The liberal attempt to make things otherwise leads to endless failure and hypocrisy. It makes self-government impossible, since it makes ordinary people unable to discuss their common affairs in their own terms, it destroys willingness to sacrifice self-interest to a public good that can’t be defined, since there is no common public understanding of what matters in life, and it puts all power in the hands of those who control the formal institutions—billionaires and supposedly neutral and expert bureaucrats.
But what then should we say about America as a nation? The claim that it’s a “proposition nation” makes it once again simply an ideological project. Considered as a particular historical society it’s evidently complex, and has long been subject to influences that point to dissolution as well as integration.
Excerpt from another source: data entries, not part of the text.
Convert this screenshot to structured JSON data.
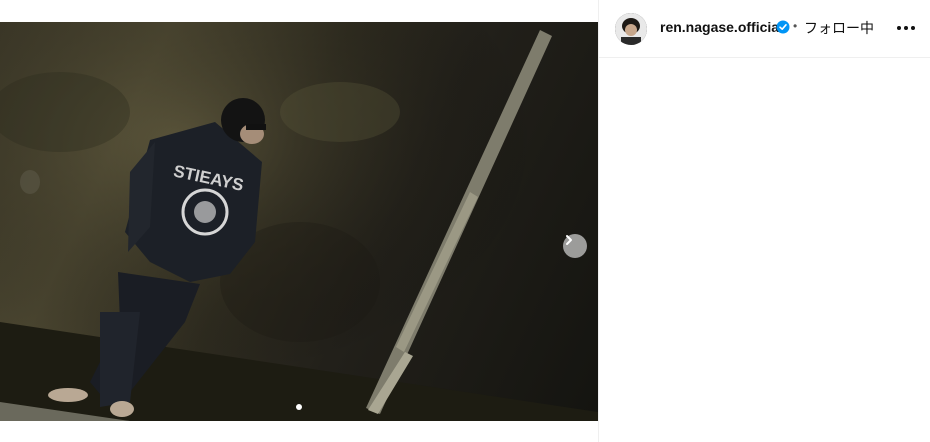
{
  "header": {
    "username": "ren.nagase.official",
    "separator": "•",
    "follow_label": "フォロー中"
  },
  "carousel": {
    "slide_count": 2,
    "active_index": 0
  },
  "icons": {
    "verified": "verified-badge-icon",
    "next": "chevron-right-icon",
    "more": "more-options-icon"
  },
  "colors": {
    "verified": "#0095f6"
  }
}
The former include its vast territory, large population, increasingly ideological politics, and the large-scale and increasingly diverse immigration that has episodically changed and is now continuously transforming it. The integrating influences include the vanishing and increasingly discredited remnants of a common culture ultimately stemming from the original English settlers, the traditional and also increasingly discredited ideal of assimilation to the national type, and a broader history of mutual dealings, common efforts in peace and war, and interchange of habits and ideas.
Will dissolution or integration prevail? Current trends suggest the former, actual patriots, concerned for the continuation of a mostly free and cooperative society, pray for the latter. The outlook of our official intellectual and spiritual leaders, who seem to have lost all critical distance from the increasingly uniform and deracinated institutions within which they make their careers, offers little assistance.
Life goes on, and so does the Church. America, like other historical societies, has been a mixture of good and bad, but it is better—if only because more human—than the global technocracy now seen as its successor. Catholics should therefore be patriots, although not in the sense of the open letter. As such, they should work as opportunity may offer for an America unified on the best possible interpretation of its principles and history. They should also realize that they cannot rely on their identity as Americans, however important, to define an overall way of life adequate to their Faith. As always, our first loyalty is to the City of God and not that of Man.
If you value the news and views Catholic World Report provides, please consider donating to support our efforts. Your contribution will help us continue to make CWR available to all readers worldwide for free, without a subscription. Thank you for your generosity!